SAN FRANCISCO There's probably an apt metaphor in Nokia announcing its first connected Windows tablet and two new "phablet" devices Tuesday in far-far away Abu Dhabi. Nokia has to travel great distances to catch up to its Android and iOS rivals in the U.S.
The timing of the announcements doesn't seem all that terrific for Nokia either, at least from a U.S. perspective. That's because all the attention in tech will be focused on San Francisco, where Apple Tuesday is expected to unveil its latest Pads.
Still, there is a lot of renewed curiosity in what Nokia is up to these days, especially with the Finnish phone maker about to join Microsoft.

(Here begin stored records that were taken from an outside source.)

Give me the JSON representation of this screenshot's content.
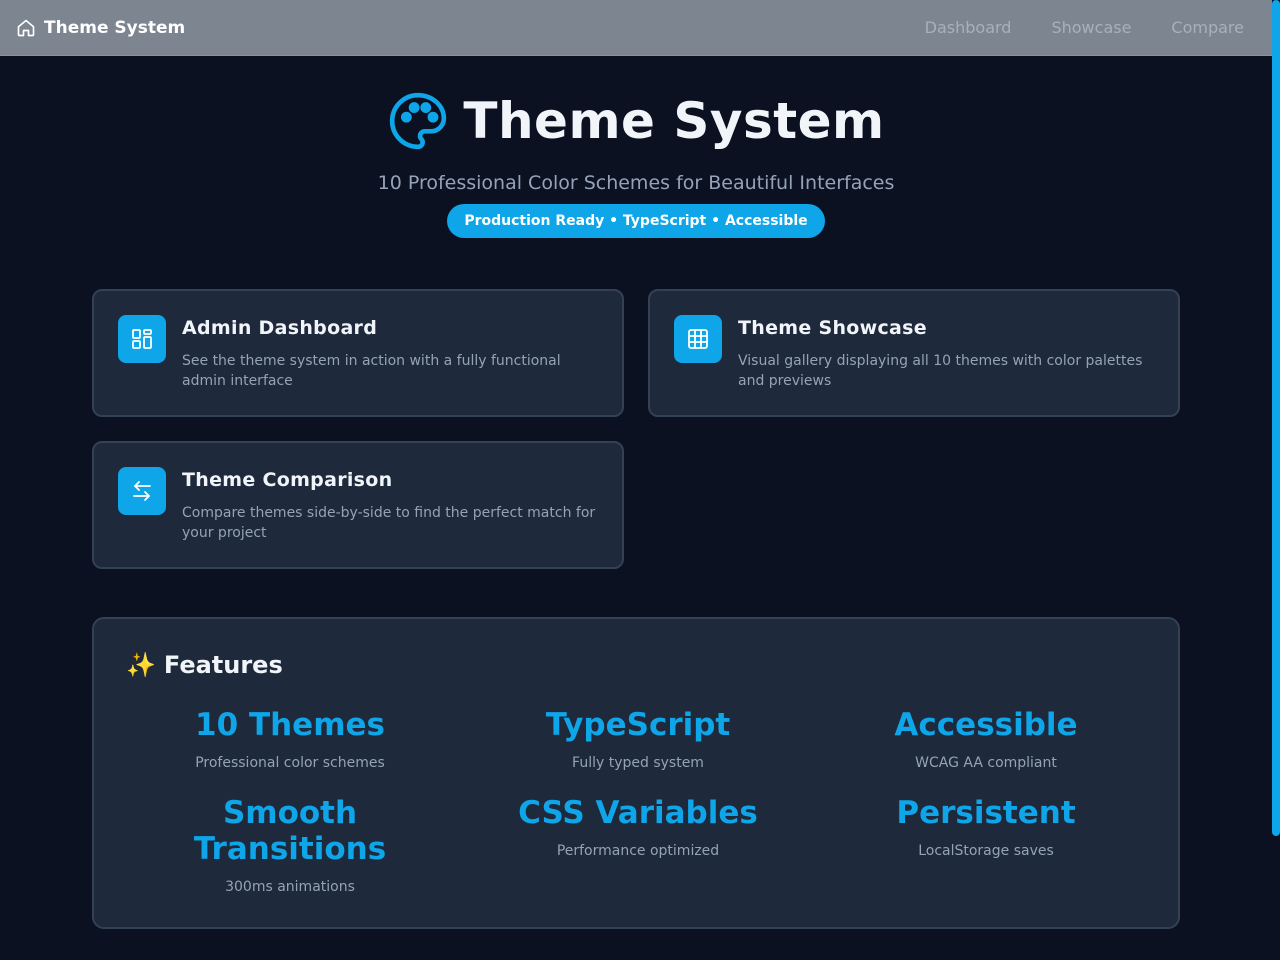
{
  "navbar": {
    "brand": "Theme System",
    "links": [
      "Dashboard",
      "Showcase",
      "Compare"
    ]
  },
  "hero": {
    "title": "Theme System",
    "subtitle": "10 Professional Color Schemes for Beautiful Interfaces",
    "badge": "Production Ready • TypeScript • Accessible"
  },
  "cards": [
    {
      "title": "Admin Dashboard",
      "description": "See the theme system in action with a fully functional admin interface",
      "icon": "dashboard-icon"
    },
    {
      "title": "Theme Showcase",
      "description": "Visual gallery displaying all 10 themes with color palettes and previews",
      "icon": "grid-icon"
    },
    {
      "title": "Theme Comparison",
      "description": "Compare themes side-by-side to find the perfect match for your project",
      "icon": "swap-arrows-icon"
    }
  ],
  "features": {
    "heading": "Features",
    "sparkle": "✨",
    "items": [
      {
        "title": "10 Themes",
        "description": "Professional color schemes"
      },
      {
        "title": "TypeScript",
        "description": "Fully typed system"
      },
      {
        "title": "Accessible",
        "description": "WCAG AA compliant"
      },
      {
        "title": "Smooth Transitions",
        "description": "300ms animations"
      },
      {
        "title": "CSS Variables",
        "description": "Performance optimized"
      },
      {
        "title": "Persistent",
        "description": "LocalStorage saves"
      }
    ]
  },
  "colors": {
    "background": "#0b1121",
    "surface": "#1e293b",
    "accent": "#0ea5e9",
    "text": "#f1f5f9",
    "muted": "#94a3b8"
  }
}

Nokia's connected Windows tablet it is LTE-capable along with Wi-Fi is called the Lumia 2520. It sports a 10.1-inch HD display, a 6.7 megapixel camera, and Zeiss optics that Nokia says is a first for a tablet, promising excellent pictures even when shot in low light.
Indeed, one area Nokia has been generating a lot of noise these days is in photography, exemplified by the 41-megapixel sensor in the Lumia 1020 smartphone that came out earlier in the year.
Nokia says all the latest devices include very good cameras too, if not quite getting up to 41 megapixels.
Nokia decided with the 2520 to go with Windows RT 8.1, the same version of Windows as in Microsoft's new Surface 2 tablet. It is the version that is aimed more at the tablet user, as opposed to the more PC-oriented Pro version on Microsoft's Surface 2 Pro.
Other details: Nokia claims the 2520 can reach an 80% charge in one hour. And Nokia with the 2520 is teaming with DreamWorks Animation on a new "Dragons Adventure" interactive game. Also included, a Nokia Storyteller app that lets people curate and relive images and videos as a story on a map.
Speaking of maps, Nokia says its integrated HERE Maps app makes the 2520 the only tablet with true offline maps.
U.S. availability comes later in the year on AT&T, at an expected price of $499. Verizon also has confirmed it will be carrying the 2520 this quarter.
Meanwhile, Nokia weighs in with a pair of new super-sized screen smartphones, commonly known as "phablets." The high-end quad-core Lumia 1520, as well as the more modestly-priced Lumia 1320 devices have whopping 6-inch high definition displays. The former can get up to full 1080p resolution, the latter 720p.
The 1520 carries a lofty $749 price before any taxes or subsidies; the 1320 is at $339 before subsidies. The 1520 will be available this quarter in the U.S. (exclusive to AT&T to start) and elsewhere. The 1320 will be available after the first of the year but not the U.S.
A 20 megapixel "Pure View" camera is included in the 1520, which can be dressed in yellow, white, black or glossy red. The 1320 has a 5-megapixel shooter and is also available in multiple colors.
The latest handsets also feature the Storyteller. And the Windows Phone 8 platform that these phones run on will be helped by the addition of various popular third party apps, including Instagram and Vine.
Among the options on the device side: wireless charging.
"Nokia's challenge is not so much in its ability to deliver qualitative new product experiences but more in the overall brand perception - especially when entering a brand-new market like tablets," Forrester analyst Thomas Husson says. "Despite a more affordable price, the respective positioning of Nokia's new tablet versus the Surface 2 is not obvious and will have to be dealt with post Nokia's acquisition."
From Abu Dhabi, Nokia also unveiled lower-priced Asha-branded handsets but they're not currently slated for the U.S. market.
Follow Ed Baig on Twitter: @edbaig.